● **What is being asked**
State how many lines in these records contain the word "username", and nothing else.

[Web page and app entries]

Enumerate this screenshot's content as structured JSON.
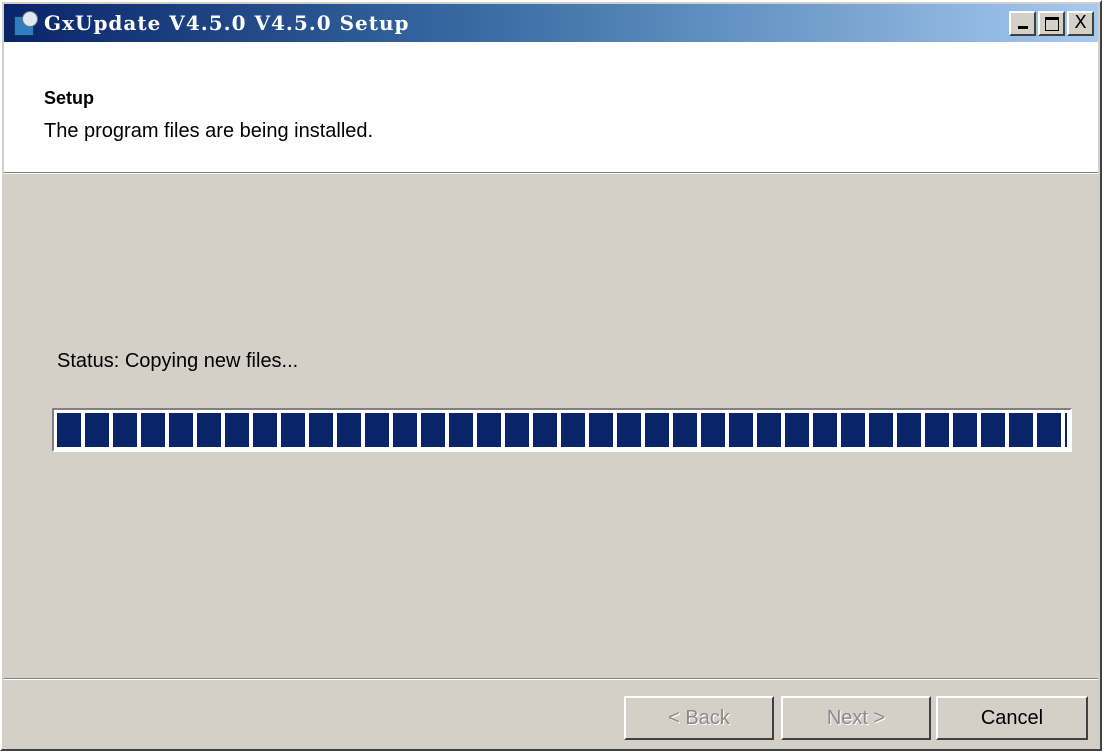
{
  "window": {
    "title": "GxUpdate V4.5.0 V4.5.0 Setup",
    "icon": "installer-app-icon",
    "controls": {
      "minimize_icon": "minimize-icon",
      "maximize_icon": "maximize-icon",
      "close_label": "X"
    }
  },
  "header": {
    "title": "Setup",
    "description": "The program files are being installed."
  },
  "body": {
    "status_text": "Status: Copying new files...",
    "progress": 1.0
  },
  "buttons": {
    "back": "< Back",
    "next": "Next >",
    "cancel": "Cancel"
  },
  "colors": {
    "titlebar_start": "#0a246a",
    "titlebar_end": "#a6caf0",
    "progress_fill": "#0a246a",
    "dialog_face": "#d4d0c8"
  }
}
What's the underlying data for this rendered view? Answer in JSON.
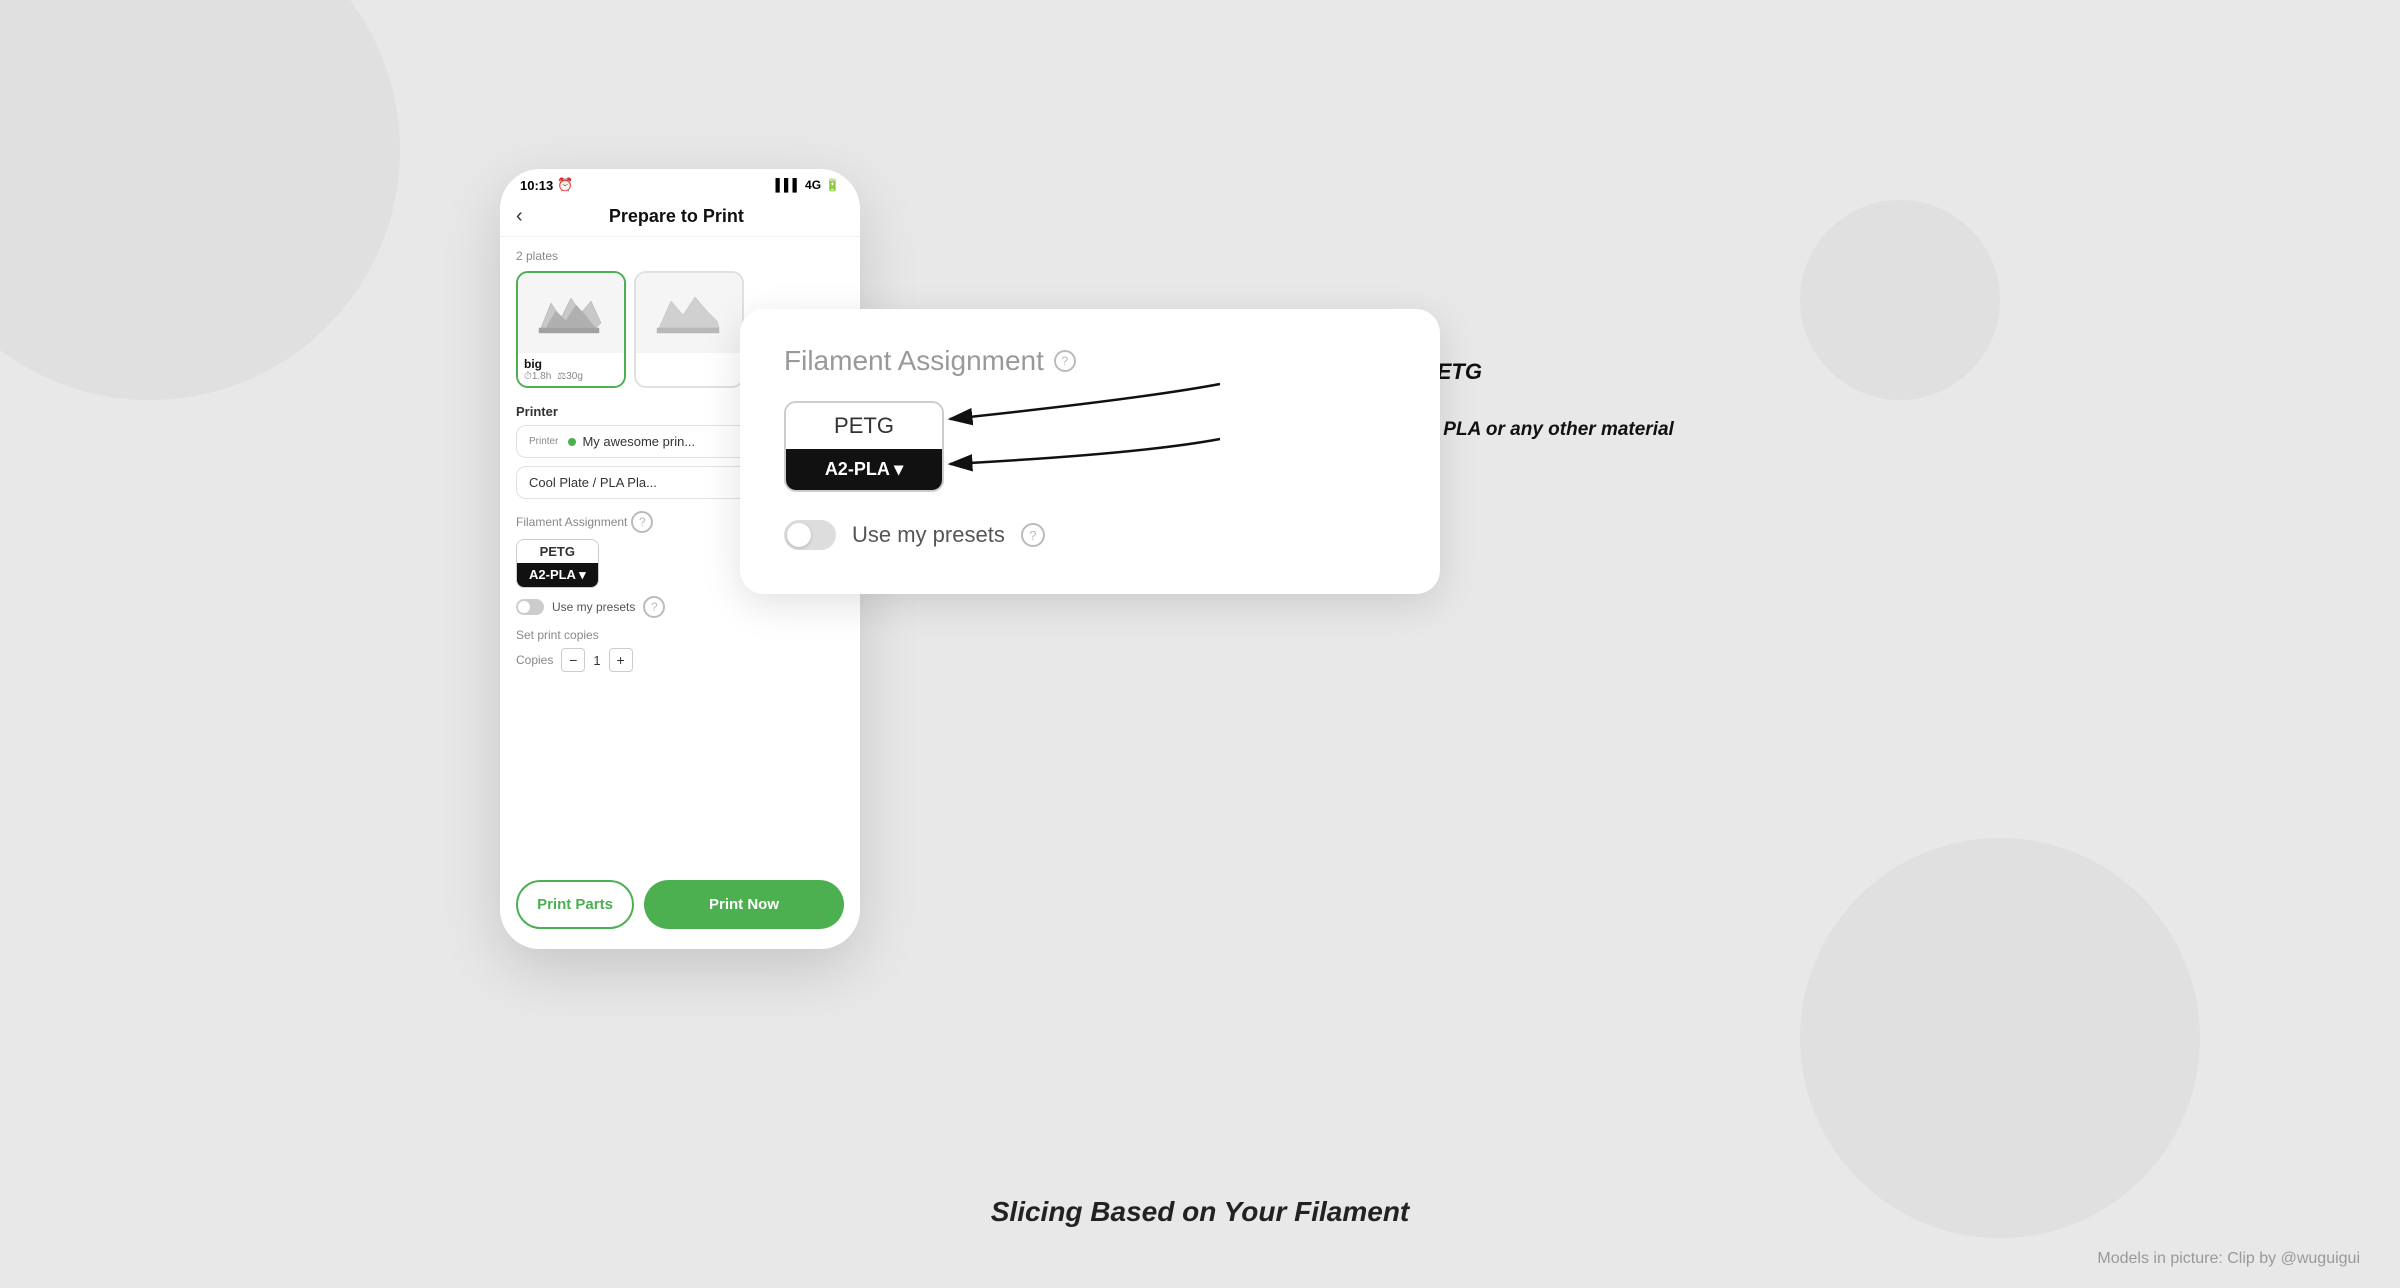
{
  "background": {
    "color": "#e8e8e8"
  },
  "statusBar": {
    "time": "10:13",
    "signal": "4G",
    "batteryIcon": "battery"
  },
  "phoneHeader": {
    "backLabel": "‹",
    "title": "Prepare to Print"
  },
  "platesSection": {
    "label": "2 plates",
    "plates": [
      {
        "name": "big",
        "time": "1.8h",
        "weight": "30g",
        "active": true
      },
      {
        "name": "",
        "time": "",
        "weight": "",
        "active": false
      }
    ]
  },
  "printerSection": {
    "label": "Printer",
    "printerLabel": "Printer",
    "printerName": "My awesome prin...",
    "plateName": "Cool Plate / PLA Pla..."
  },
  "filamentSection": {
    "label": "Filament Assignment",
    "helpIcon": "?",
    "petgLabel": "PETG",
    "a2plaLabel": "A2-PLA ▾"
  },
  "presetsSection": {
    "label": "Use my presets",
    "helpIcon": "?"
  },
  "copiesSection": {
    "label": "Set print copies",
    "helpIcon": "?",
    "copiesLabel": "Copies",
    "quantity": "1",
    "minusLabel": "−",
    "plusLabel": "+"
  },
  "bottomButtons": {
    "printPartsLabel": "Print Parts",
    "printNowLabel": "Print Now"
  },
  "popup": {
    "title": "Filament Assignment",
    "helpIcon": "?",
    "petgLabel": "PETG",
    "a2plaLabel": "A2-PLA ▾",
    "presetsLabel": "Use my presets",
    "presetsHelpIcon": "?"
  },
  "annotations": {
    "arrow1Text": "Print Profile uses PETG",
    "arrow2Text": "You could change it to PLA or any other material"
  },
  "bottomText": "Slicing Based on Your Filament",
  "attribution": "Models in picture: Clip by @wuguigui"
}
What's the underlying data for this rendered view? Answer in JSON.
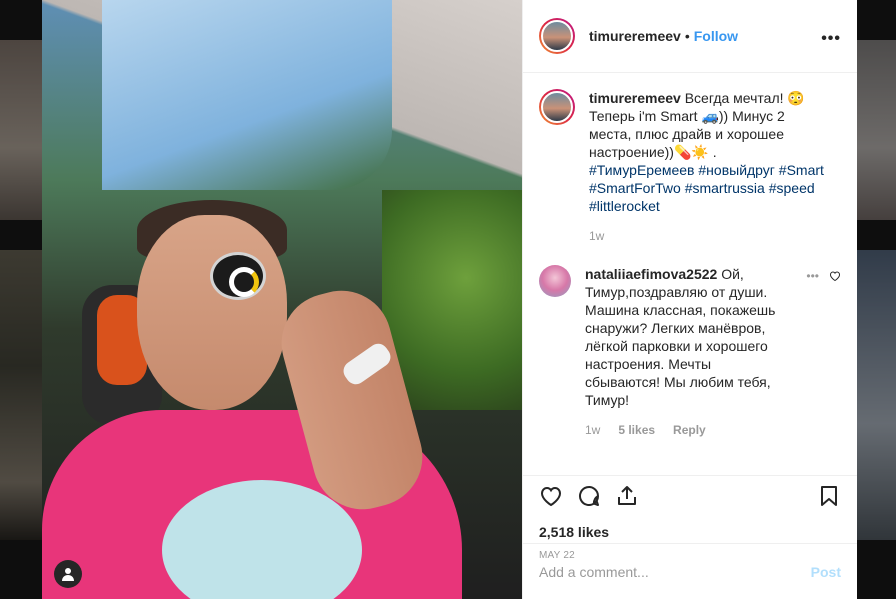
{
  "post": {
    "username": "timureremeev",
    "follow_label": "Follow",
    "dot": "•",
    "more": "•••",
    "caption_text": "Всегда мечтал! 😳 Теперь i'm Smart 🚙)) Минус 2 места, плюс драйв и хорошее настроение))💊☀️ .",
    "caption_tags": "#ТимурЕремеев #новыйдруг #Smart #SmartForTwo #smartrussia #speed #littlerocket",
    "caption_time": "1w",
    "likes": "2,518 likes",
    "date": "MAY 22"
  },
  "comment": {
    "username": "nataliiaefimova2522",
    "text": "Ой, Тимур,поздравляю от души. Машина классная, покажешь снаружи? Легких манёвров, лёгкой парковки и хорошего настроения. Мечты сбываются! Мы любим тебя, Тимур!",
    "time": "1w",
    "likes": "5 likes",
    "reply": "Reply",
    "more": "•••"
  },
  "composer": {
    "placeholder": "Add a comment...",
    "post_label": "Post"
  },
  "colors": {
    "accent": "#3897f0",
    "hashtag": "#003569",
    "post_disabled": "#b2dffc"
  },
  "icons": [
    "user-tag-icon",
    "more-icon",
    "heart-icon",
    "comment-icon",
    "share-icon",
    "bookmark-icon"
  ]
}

● **Answer to this exercise**
2